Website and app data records
------------------------------------

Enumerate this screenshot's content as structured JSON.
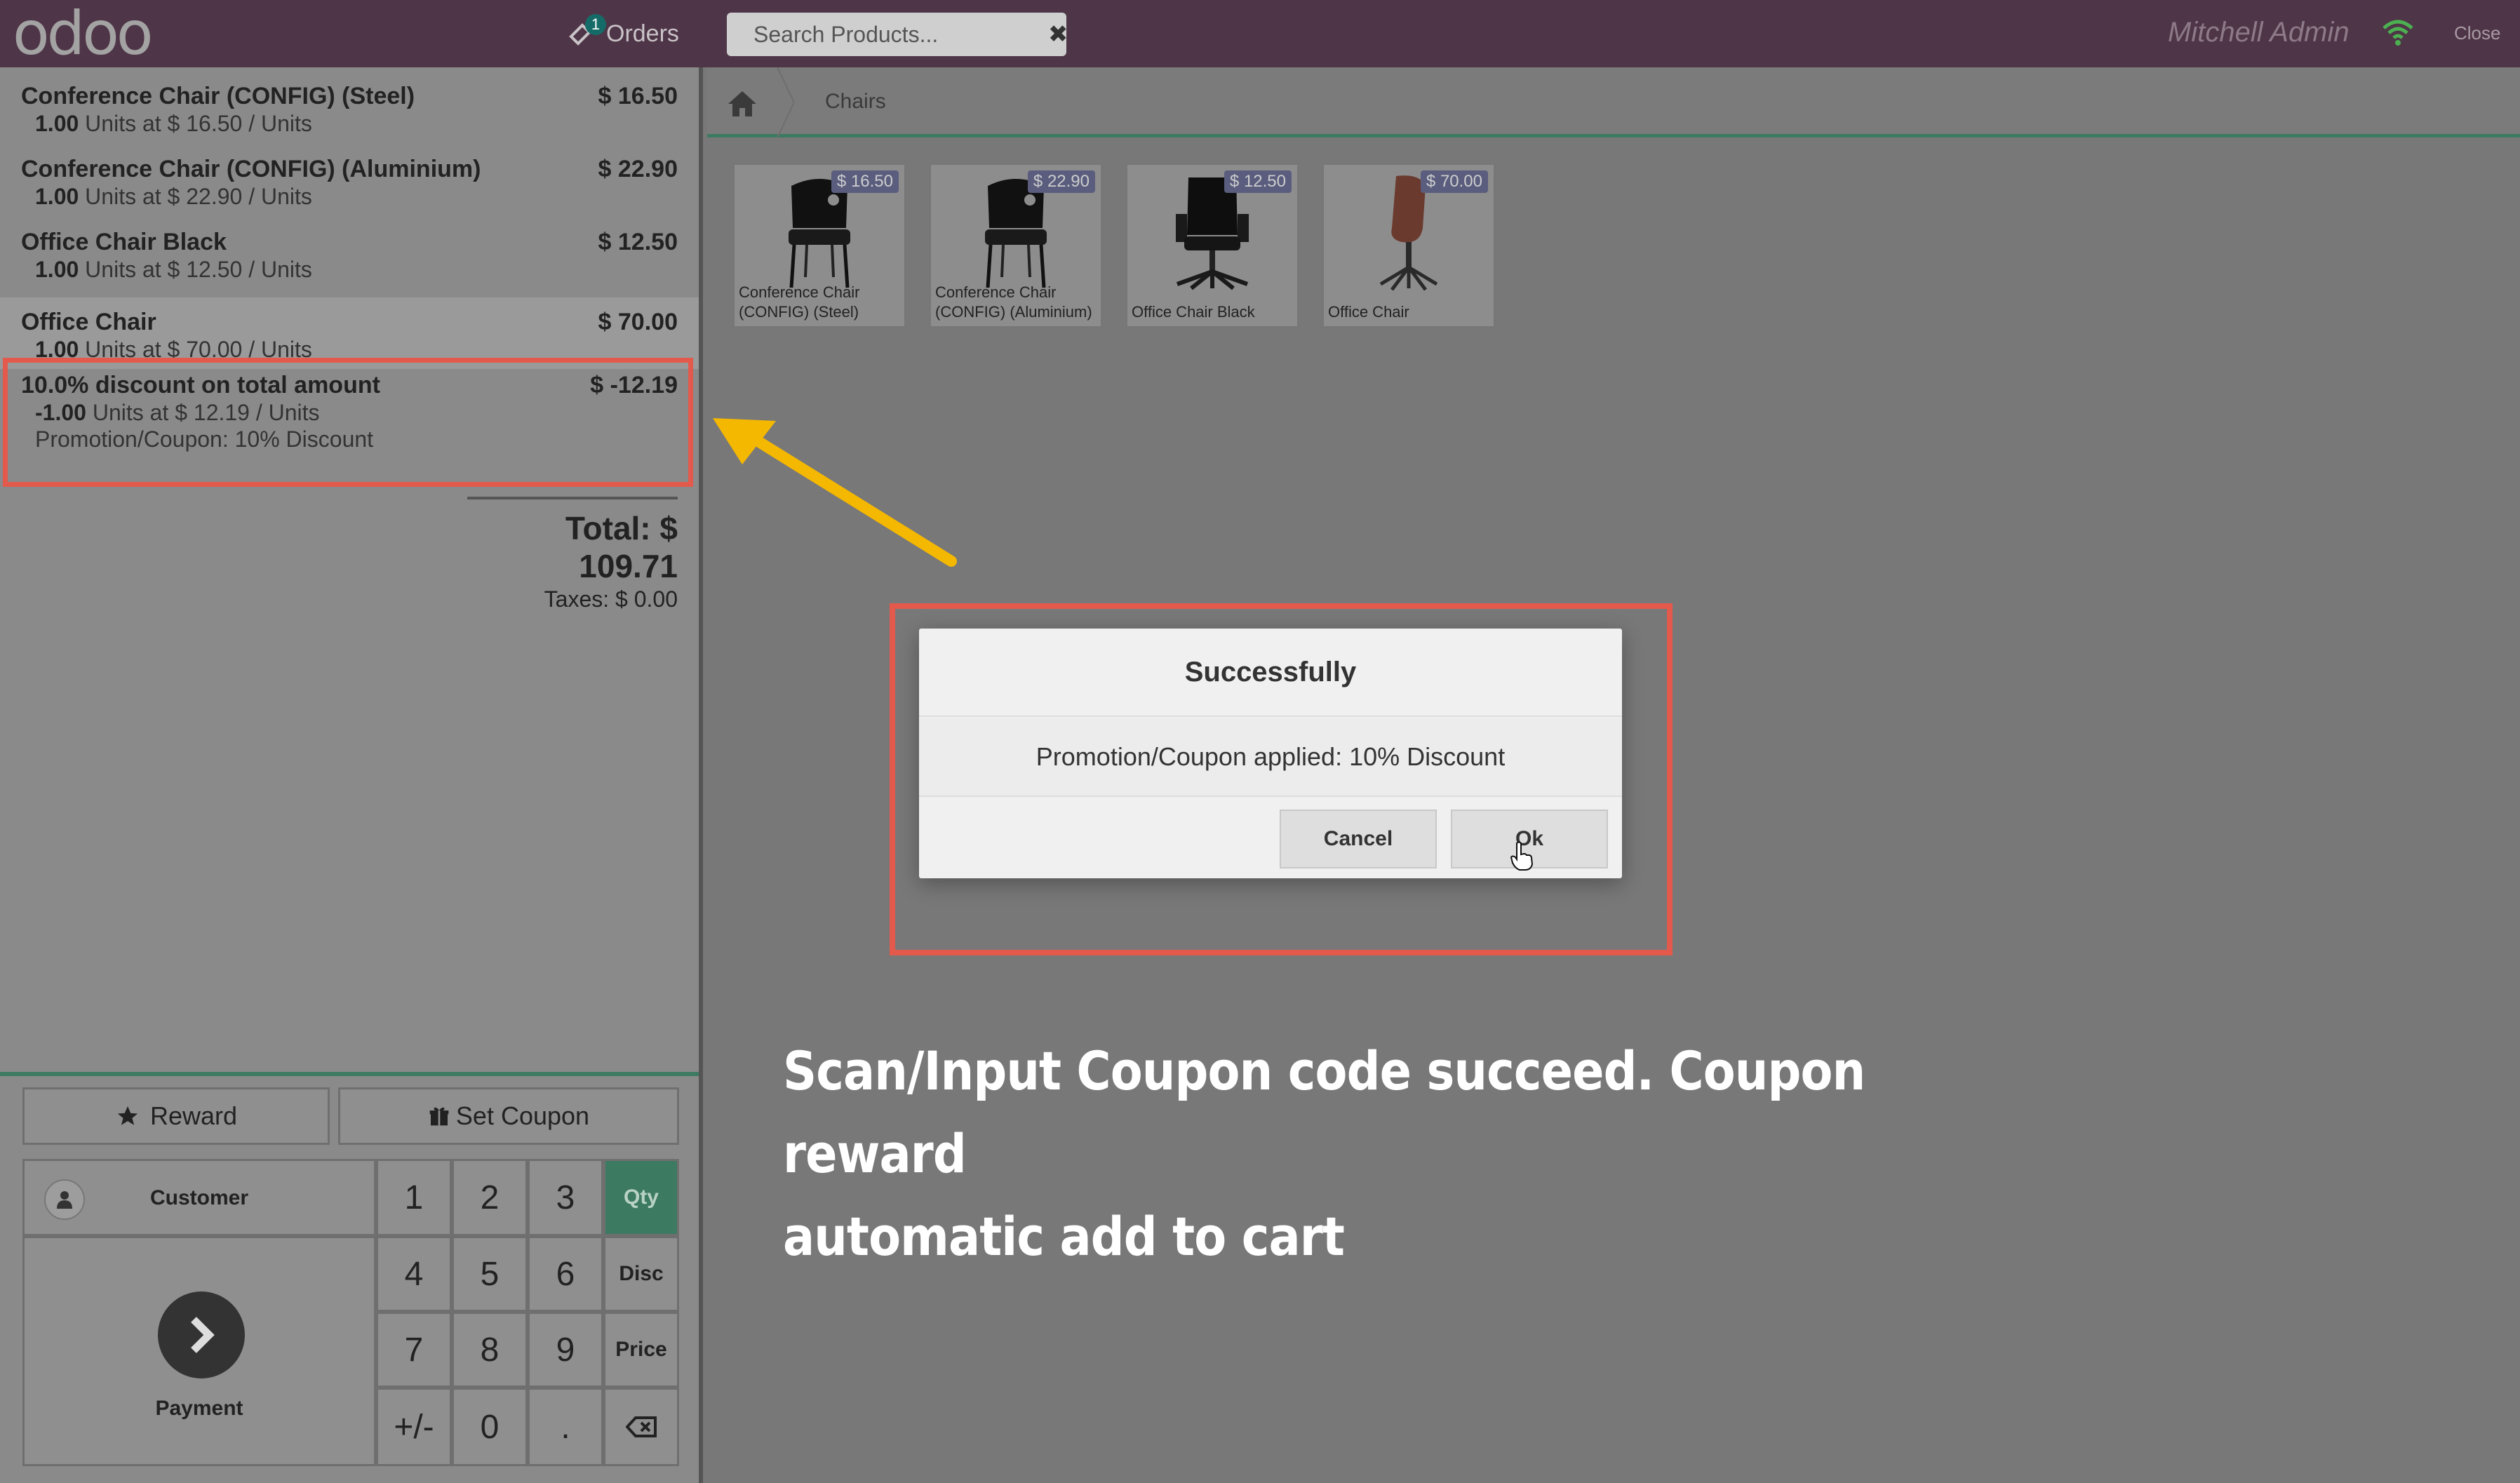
{
  "topbar": {
    "logo": "odoo",
    "orders_label": "Orders",
    "orders_badge": "1",
    "search_placeholder": "Search Products...",
    "user_name": "Mitchell Admin",
    "close_label": "Close"
  },
  "order": {
    "lines": [
      {
        "name": "Conference Chair (CONFIG) (Steel)",
        "price": "$ 16.50",
        "qty": "1.00",
        "info": " Units at $ 16.50 / Units"
      },
      {
        "name": "Conference Chair (CONFIG) (Aluminium)",
        "price": "$ 22.90",
        "qty": "1.00",
        "info": " Units at $ 22.90 / Units"
      },
      {
        "name": "Office Chair Black",
        "price": "$ 12.50",
        "qty": "1.00",
        "info": " Units at $ 12.50 / Units"
      },
      {
        "name": "Office Chair",
        "price": "$ 70.00",
        "qty": "1.00",
        "info": " Units at $ 70.00 / Units"
      },
      {
        "name": "10.0% discount on total amount",
        "price": "$ -12.19",
        "qty": "-1.00",
        "info": " Units at $ 12.19 / Units",
        "promo": "Promotion/Coupon: 10% Discount"
      }
    ],
    "total": "Total: $ 109.71",
    "taxes": "Taxes: $ 0.00"
  },
  "controls": {
    "reward_label": "Reward",
    "set_coupon_label": "Set Coupon",
    "customer_label": "Customer",
    "payment_label": "Payment",
    "keys": [
      "1",
      "2",
      "3",
      "4",
      "5",
      "6",
      "7",
      "8",
      "9",
      "+/-",
      "0",
      "."
    ],
    "modes": [
      "Qty",
      "Disc",
      "Price"
    ],
    "active_mode": "Qty"
  },
  "breadcrumb": {
    "category": "Chairs"
  },
  "products": [
    {
      "name": "Conference Chair (CONFIG) (Steel)",
      "price": "$ 16.50"
    },
    {
      "name": "Conference Chair (CONFIG) (Aluminium)",
      "price": "$ 22.90"
    },
    {
      "name": "Office Chair Black",
      "price": "$ 12.50"
    },
    {
      "name": "Office Chair",
      "price": "$ 70.00"
    }
  ],
  "dialog": {
    "title": "Successfully",
    "message": "Promotion/Coupon applied: 10% Discount",
    "cancel_label": "Cancel",
    "ok_label": "Ok"
  },
  "annotation": {
    "line1": "Scan/Input Coupon code succeed. Coupon reward",
    "line2": "automatic add to cart"
  },
  "colors": {
    "topbar": "#4e3547",
    "accent_green": "#3d7a62",
    "highlight_red": "#e35a4d",
    "arrow_yellow": "#f5b800"
  }
}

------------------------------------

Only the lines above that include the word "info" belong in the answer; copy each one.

        "info": " Units at $ 16.50 / Units"
        "info": " Units at $ 22.90 / Units"
        "info": " Units at $ 12.50 / Units"
        "info": " Units at $ 70.00 / Units"
        "info": " Units at $ 12.19 / Units",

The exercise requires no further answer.